Set down the full listing exactly as given. Any pictures are to be left out.

BEGIN Provided data

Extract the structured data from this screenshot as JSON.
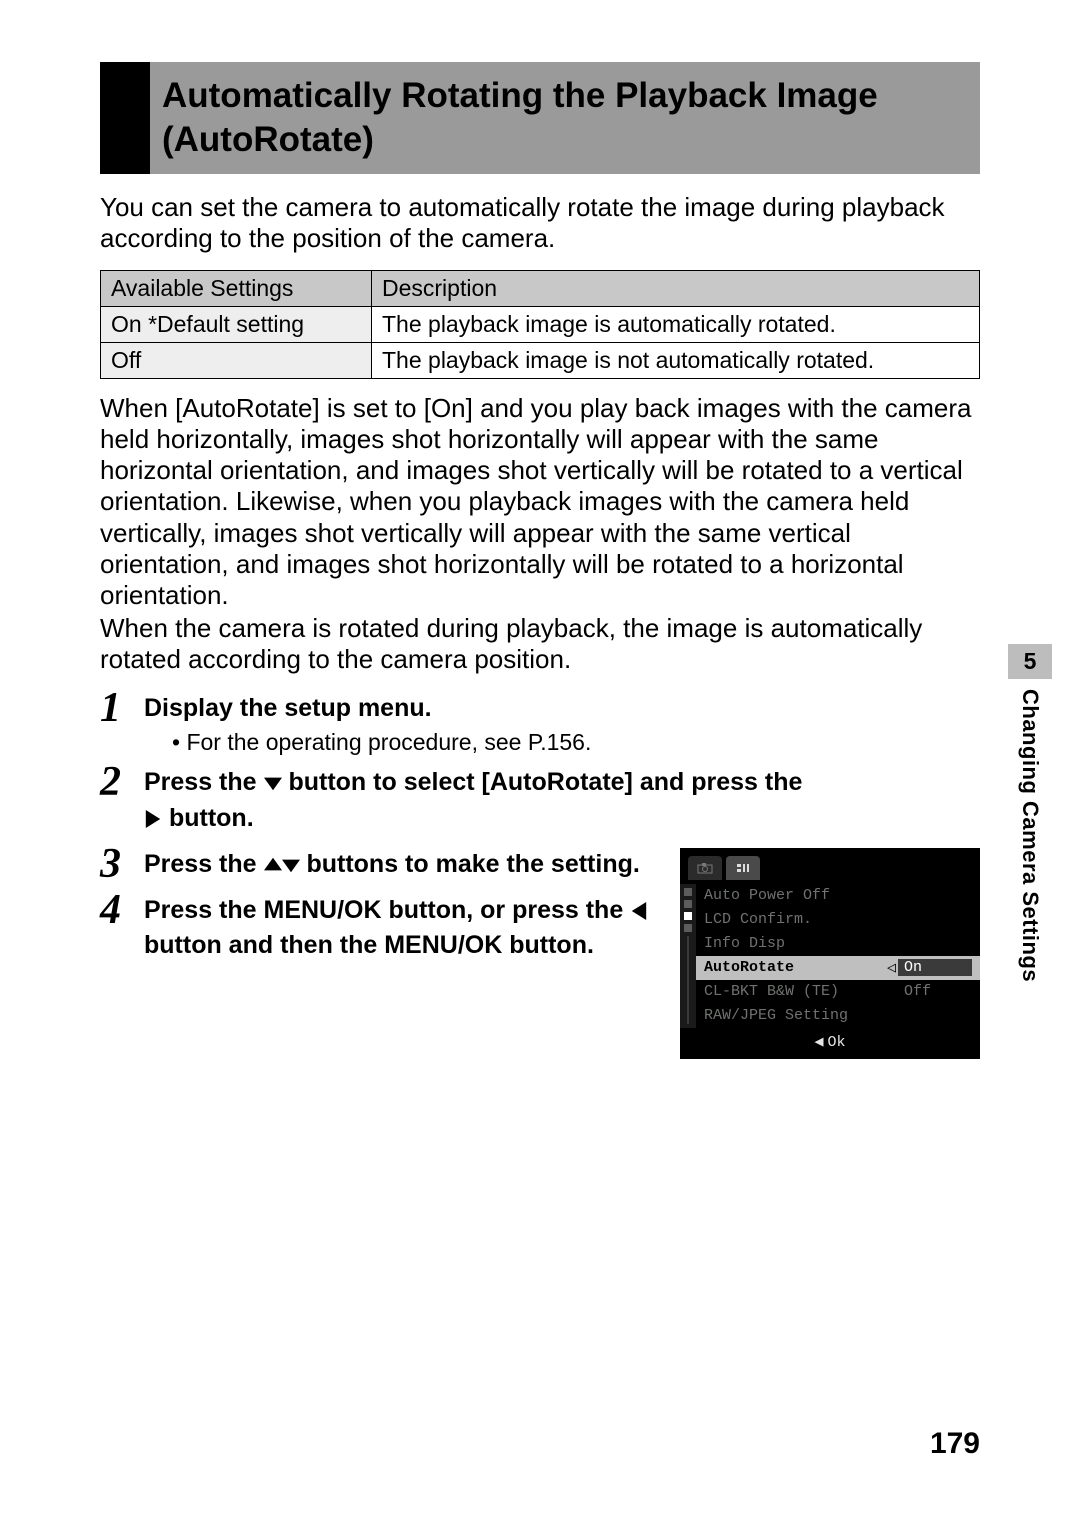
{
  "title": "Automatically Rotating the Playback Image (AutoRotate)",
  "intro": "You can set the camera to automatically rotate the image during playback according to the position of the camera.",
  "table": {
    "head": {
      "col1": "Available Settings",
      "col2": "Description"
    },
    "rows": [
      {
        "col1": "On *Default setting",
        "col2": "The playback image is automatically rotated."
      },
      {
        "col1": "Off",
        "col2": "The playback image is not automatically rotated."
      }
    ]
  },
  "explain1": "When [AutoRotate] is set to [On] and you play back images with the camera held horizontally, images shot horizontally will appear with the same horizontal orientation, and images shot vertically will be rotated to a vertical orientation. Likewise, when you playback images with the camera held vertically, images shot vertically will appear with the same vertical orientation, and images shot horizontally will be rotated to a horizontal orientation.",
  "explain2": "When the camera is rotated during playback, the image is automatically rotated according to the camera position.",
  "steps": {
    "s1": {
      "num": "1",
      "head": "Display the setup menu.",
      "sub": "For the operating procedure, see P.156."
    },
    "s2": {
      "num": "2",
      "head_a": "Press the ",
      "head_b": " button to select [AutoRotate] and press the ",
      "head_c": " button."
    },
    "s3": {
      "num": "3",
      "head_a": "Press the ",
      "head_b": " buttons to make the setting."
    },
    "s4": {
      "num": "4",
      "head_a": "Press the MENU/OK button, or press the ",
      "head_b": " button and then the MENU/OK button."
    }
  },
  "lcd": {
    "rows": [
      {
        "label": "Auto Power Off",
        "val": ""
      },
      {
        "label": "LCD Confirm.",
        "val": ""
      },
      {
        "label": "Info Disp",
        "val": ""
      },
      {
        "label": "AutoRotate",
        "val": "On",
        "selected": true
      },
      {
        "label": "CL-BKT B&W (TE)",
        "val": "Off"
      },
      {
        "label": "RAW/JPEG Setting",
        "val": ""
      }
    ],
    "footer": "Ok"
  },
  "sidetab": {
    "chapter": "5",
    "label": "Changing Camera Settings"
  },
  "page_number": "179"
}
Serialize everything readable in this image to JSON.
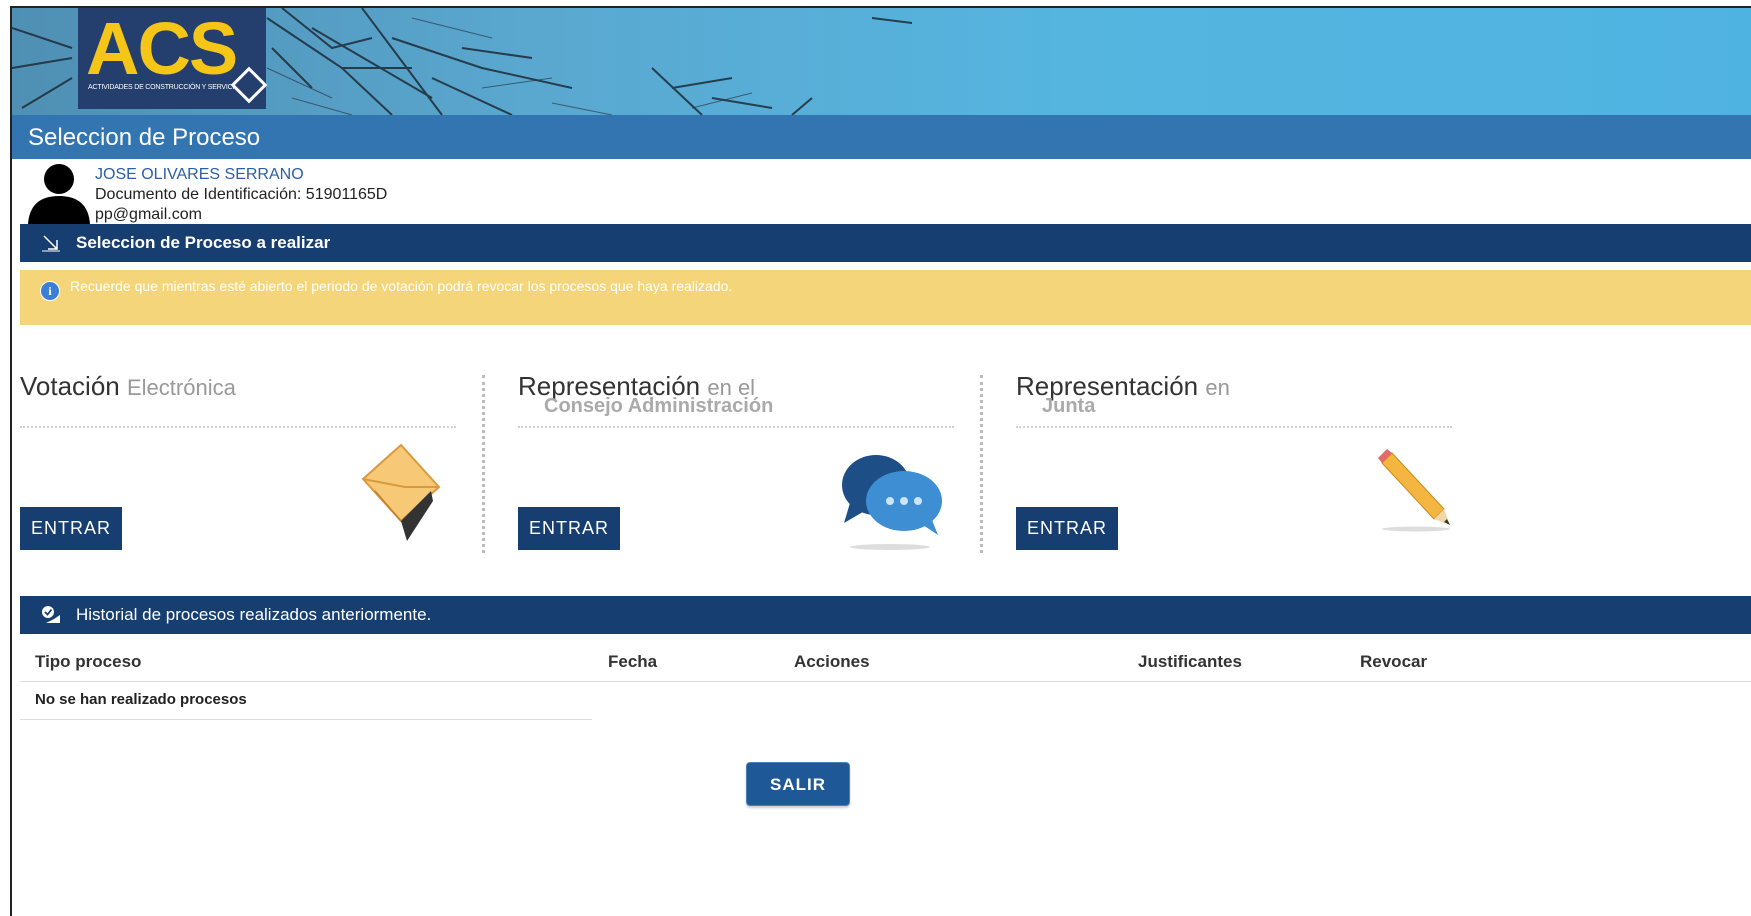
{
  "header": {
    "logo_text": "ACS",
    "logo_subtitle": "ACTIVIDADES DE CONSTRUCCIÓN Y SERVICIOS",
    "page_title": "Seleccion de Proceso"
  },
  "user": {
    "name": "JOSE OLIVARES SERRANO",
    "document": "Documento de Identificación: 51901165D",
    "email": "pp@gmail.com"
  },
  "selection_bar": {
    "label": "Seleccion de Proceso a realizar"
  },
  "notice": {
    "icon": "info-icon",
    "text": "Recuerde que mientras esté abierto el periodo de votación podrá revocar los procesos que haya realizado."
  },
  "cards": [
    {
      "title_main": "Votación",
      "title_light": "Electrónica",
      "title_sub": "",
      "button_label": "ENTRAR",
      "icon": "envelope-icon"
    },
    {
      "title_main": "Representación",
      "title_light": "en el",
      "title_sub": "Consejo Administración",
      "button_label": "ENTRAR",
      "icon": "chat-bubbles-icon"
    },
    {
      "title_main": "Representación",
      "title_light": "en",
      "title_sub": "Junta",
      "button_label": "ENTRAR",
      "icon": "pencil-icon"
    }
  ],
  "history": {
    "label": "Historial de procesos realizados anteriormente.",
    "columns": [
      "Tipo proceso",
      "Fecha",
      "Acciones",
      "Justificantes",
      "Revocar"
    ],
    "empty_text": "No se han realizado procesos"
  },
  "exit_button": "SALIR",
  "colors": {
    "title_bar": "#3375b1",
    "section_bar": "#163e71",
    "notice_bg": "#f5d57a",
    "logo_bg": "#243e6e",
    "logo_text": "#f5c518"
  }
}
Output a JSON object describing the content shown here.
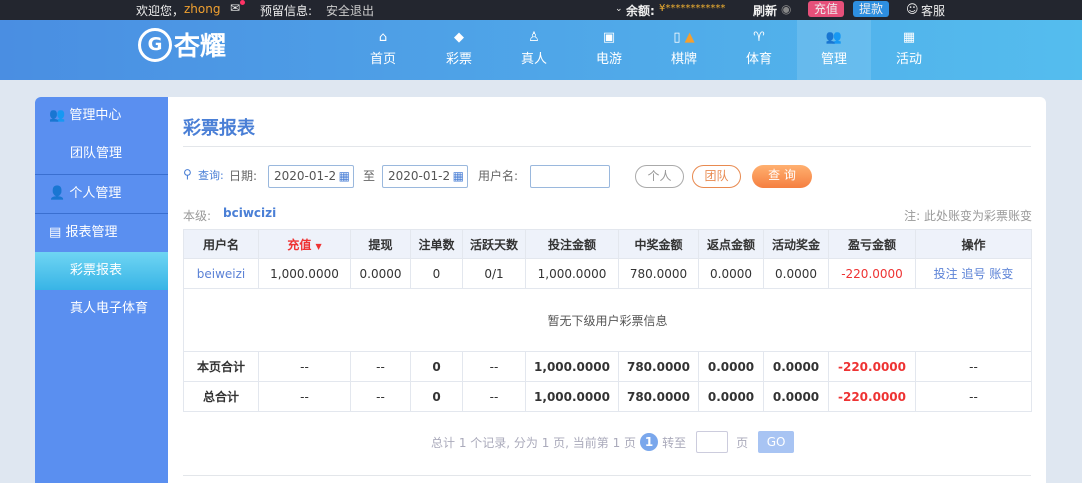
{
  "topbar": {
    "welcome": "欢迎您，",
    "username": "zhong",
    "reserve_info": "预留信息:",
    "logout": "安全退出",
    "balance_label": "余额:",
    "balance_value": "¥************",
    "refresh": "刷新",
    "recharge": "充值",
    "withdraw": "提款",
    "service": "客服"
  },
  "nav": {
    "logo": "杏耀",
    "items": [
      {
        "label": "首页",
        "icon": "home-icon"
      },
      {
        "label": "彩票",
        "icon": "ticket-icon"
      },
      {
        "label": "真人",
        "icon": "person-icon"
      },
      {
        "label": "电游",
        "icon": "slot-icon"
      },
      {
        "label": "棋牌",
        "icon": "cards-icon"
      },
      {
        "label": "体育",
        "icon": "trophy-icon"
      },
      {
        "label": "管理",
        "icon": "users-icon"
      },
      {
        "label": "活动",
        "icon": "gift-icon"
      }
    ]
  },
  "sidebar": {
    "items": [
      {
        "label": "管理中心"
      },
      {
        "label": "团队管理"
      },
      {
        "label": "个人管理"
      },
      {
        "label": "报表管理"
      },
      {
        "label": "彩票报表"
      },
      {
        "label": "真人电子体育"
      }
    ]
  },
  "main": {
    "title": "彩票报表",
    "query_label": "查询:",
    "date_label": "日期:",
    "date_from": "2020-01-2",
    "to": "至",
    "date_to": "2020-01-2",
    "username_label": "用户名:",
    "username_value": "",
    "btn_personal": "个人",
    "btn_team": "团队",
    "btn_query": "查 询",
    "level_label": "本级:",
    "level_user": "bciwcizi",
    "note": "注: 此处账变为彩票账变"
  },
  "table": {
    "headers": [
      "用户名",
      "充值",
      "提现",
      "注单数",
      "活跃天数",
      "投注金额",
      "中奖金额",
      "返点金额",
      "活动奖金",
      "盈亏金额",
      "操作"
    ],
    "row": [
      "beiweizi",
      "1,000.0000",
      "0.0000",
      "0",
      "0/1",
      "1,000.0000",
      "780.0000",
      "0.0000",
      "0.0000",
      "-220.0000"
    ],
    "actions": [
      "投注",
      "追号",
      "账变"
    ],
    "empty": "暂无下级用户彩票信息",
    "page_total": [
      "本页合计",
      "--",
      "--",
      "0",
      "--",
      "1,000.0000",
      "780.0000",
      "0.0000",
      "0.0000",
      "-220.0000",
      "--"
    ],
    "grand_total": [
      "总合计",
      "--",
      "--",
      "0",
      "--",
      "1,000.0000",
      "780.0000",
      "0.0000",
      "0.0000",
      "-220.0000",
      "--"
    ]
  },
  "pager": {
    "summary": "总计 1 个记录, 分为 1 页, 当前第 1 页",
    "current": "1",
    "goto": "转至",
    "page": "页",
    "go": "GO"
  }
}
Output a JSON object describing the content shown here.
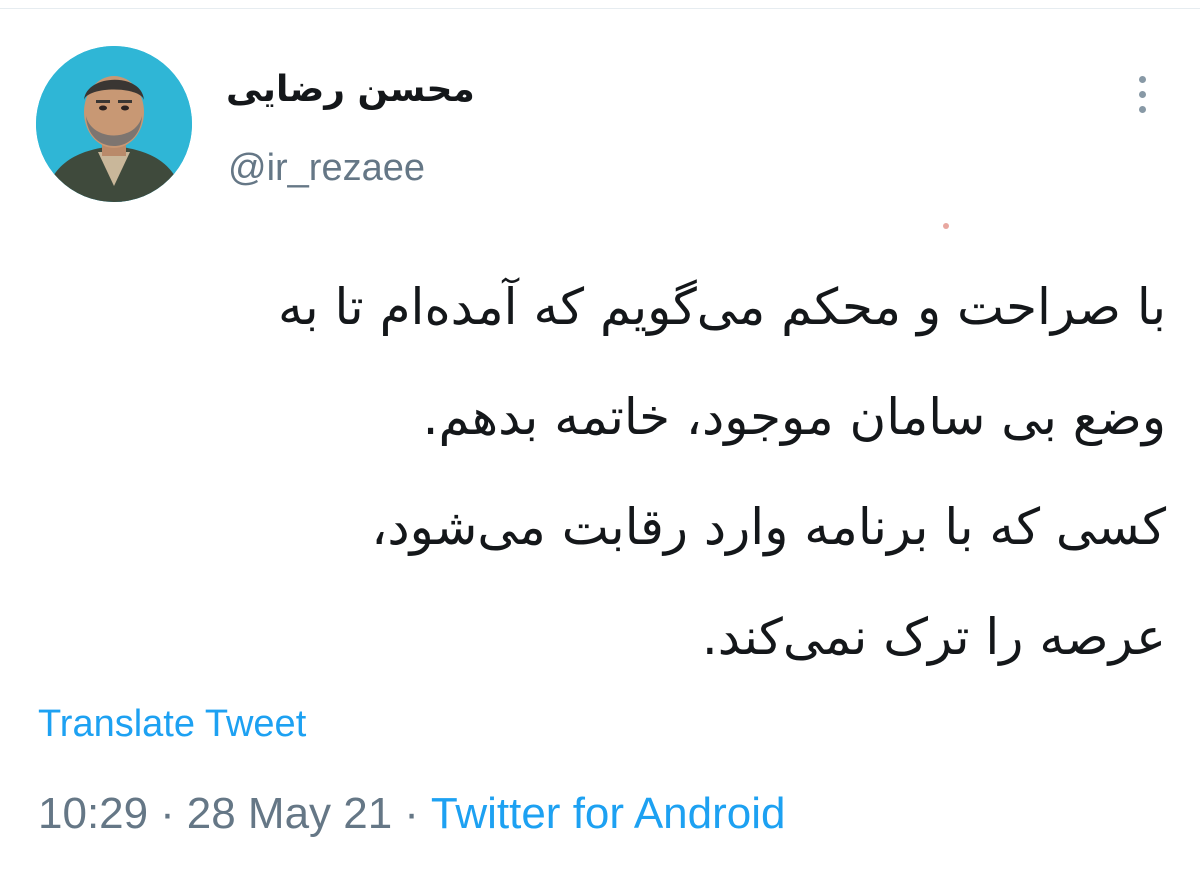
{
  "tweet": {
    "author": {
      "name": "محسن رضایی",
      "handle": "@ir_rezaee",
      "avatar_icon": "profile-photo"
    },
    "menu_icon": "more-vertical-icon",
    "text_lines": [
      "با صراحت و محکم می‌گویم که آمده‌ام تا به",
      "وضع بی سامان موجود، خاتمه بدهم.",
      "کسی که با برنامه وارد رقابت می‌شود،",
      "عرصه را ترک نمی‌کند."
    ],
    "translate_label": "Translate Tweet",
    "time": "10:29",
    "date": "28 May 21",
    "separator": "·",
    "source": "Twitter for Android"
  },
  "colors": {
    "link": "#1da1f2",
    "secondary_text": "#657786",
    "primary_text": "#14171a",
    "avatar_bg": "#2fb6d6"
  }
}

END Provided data

▶ **Output**:
Extract the structured data from this screenshot as JSON.
{
  "title": "Automatically Rotating the Playback Image (AutoRotate)",
  "intro": "You can set the camera to automatically rotate the image during playback according to the position of the camera.",
  "table": {
    "head": {
      "col1": "Available Settings",
      "col2": "Description"
    },
    "rows": [
      {
        "col1": "On *Default setting",
        "col2": "The playback image is automatically rotated."
      },
      {
        "col1": "Off",
        "col2": "The playback image is not automatically rotated."
      }
    ]
  },
  "explain1": "When [AutoRotate] is set to [On] and you play back images with the camera held horizontally, images shot horizontally will appear with the same horizontal orientation, and images shot vertically will be rotated to a vertical orientation. Likewise, when you playback images with the camera held vertically, images shot vertically will appear with the same vertical orientation, and images shot horizontally will be rotated to a horizontal orientation.",
  "explain2": "When the camera is rotated during playback, the image is automatically rotated according to the camera position.",
  "steps": {
    "s1": {
      "num": "1",
      "head": "Display the setup menu.",
      "sub": "For the operating procedure, see P.156."
    },
    "s2": {
      "num": "2",
      "head_a": "Press the ",
      "head_b": " button to select [AutoRotate] and press the ",
      "head_c": " button."
    },
    "s3": {
      "num": "3",
      "head_a": "Press the ",
      "head_b": " buttons to make the setting."
    },
    "s4": {
      "num": "4",
      "head_a": "Press the MENU/OK button, or press the ",
      "head_b": " button and then the MENU/OK button."
    }
  },
  "lcd": {
    "rows": [
      {
        "label": "Auto Power Off",
        "val": ""
      },
      {
        "label": "LCD Confirm.",
        "val": ""
      },
      {
        "label": "Info Disp",
        "val": ""
      },
      {
        "label": "AutoRotate",
        "val": "On",
        "selected": true
      },
      {
        "label": "CL-BKT B&W (TE)",
        "val": "Off"
      },
      {
        "label": "RAW/JPEG Setting",
        "val": ""
      }
    ],
    "footer": "Ok"
  },
  "sidetab": {
    "chapter": "5",
    "label": "Changing Camera Settings"
  },
  "page_number": "179"
}
Serialize everything readable in this image to JSON.
{
  "header": {
    "logo_text": "ACS",
    "logo_subtitle": "ACTIVIDADES DE CONSTRUCCIÓN Y SERVICIOS",
    "page_title": "Seleccion de Proceso"
  },
  "user": {
    "name": "JOSE OLIVARES SERRANO",
    "document": "Documento de Identificación: 51901165D",
    "email": "pp@gmail.com"
  },
  "selection_bar": {
    "label": "Seleccion de Proceso a realizar"
  },
  "notice": {
    "icon": "info-icon",
    "text": "Recuerde que mientras esté abierto el periodo de votación podrá revocar los procesos que haya realizado."
  },
  "cards": [
    {
      "title_main": "Votación",
      "title_light": "Electrónica",
      "title_sub": "",
      "button_label": "ENTRAR",
      "icon": "envelope-icon"
    },
    {
      "title_main": "Representación",
      "title_light": "en el",
      "title_sub": "Consejo Administración",
      "button_label": "ENTRAR",
      "icon": "chat-bubbles-icon"
    },
    {
      "title_main": "Representación",
      "title_light": "en",
      "title_sub": "Junta",
      "button_label": "ENTRAR",
      "icon": "pencil-icon"
    }
  ],
  "history": {
    "label": "Historial de procesos realizados anteriormente.",
    "columns": [
      "Tipo proceso",
      "Fecha",
      "Acciones",
      "Justificantes",
      "Revocar"
    ],
    "empty_text": "No se han realizado procesos"
  },
  "exit_button": "SALIR",
  "colors": {
    "title_bar": "#3375b1",
    "section_bar": "#163e71",
    "notice_bg": "#f5d57a",
    "logo_bg": "#243e6e",
    "logo_text": "#f5c518"
  }
}
Output a JSON object describing the content shown here.
{
  "topbar": {
    "welcome": "欢迎您，",
    "username": "zhong",
    "reserve_info": "预留信息:",
    "logout": "安全退出",
    "balance_label": "余额:",
    "balance_value": "¥************",
    "refresh": "刷新",
    "recharge": "充值",
    "withdraw": "提款",
    "service": "客服"
  },
  "nav": {
    "logo": "杏耀",
    "items": [
      {
        "label": "首页",
        "icon": "home-icon"
      },
      {
        "label": "彩票",
        "icon": "ticket-icon"
      },
      {
        "label": "真人",
        "icon": "person-icon"
      },
      {
        "label": "电游",
        "icon": "slot-icon"
      },
      {
        "label": "棋牌",
        "icon": "cards-icon"
      },
      {
        "label": "体育",
        "icon": "trophy-icon"
      },
      {
        "label": "管理",
        "icon": "users-icon"
      },
      {
        "label": "活动",
        "icon": "gift-icon"
      }
    ]
  },
  "sidebar": {
    "items": [
      {
        "label": "管理中心"
      },
      {
        "label": "团队管理"
      },
      {
        "label": "个人管理"
      },
      {
        "label": "报表管理"
      },
      {
        "label": "彩票报表"
      },
      {
        "label": "真人电子体育"
      }
    ]
  },
  "main": {
    "title": "彩票报表",
    "query_label": "查询:",
    "date_label": "日期:",
    "date_from": "2020-01-2",
    "to": "至",
    "date_to": "2020-01-2",
    "username_label": "用户名:",
    "username_value": "",
    "btn_personal": "个人",
    "btn_team": "团队",
    "btn_query": "查 询",
    "level_label": "本级:",
    "level_user": "bciwcizi",
    "note": "注: 此处账变为彩票账变"
  },
  "table": {
    "headers": [
      "用户名",
      "充值",
      "提现",
      "注单数",
      "活跃天数",
      "投注金额",
      "中奖金额",
      "返点金额",
      "活动奖金",
      "盈亏金额",
      "操作"
    ],
    "row": [
      "beiweizi",
      "1,000.0000",
      "0.0000",
      "0",
      "0/1",
      "1,000.0000",
      "780.0000",
      "0.0000",
      "0.0000",
      "-220.0000"
    ],
    "actions": [
      "投注",
      "追号",
      "账变"
    ],
    "empty": "暂无下级用户彩票信息",
    "page_total": [
      "本页合计",
      "--",
      "--",
      "0",
      "--",
      "1,000.0000",
      "780.0000",
      "0.0000",
      "0.0000",
      "-220.0000",
      "--"
    ],
    "grand_total": [
      "总合计",
      "--",
      "--",
      "0",
      "--",
      "1,000.0000",
      "780.0000",
      "0.0000",
      "0.0000",
      "-220.0000",
      "--"
    ]
  },
  "pager": {
    "summary": "总计 1 个记录, 分为 1 页, 当前第 1 页",
    "current": "1",
    "goto": "转至",
    "page": "页",
    "go": "GO"
  }
}
Output a JSON object describing the content shown here.
{
  "tweet": {
    "author": {
      "name": "محسن رضایی",
      "handle": "@ir_rezaee",
      "avatar_icon": "profile-photo"
    },
    "menu_icon": "more-vertical-icon",
    "text_lines": [
      "با صراحت و محکم می‌گویم که آمده‌ام تا به",
      "وضع بی سامان موجود، خاتمه بدهم.",
      "کسی که با برنامه وارد رقابت می‌شود،",
      "عرصه را ترک نمی‌کند."
    ],
    "translate_label": "Translate Tweet",
    "time": "10:29",
    "date": "28 May 21",
    "separator": "·",
    "source": "Twitter for Android"
  },
  "colors": {
    "link": "#1da1f2",
    "secondary_text": "#657786",
    "primary_text": "#14171a",
    "avatar_bg": "#2fb6d6"
  }
}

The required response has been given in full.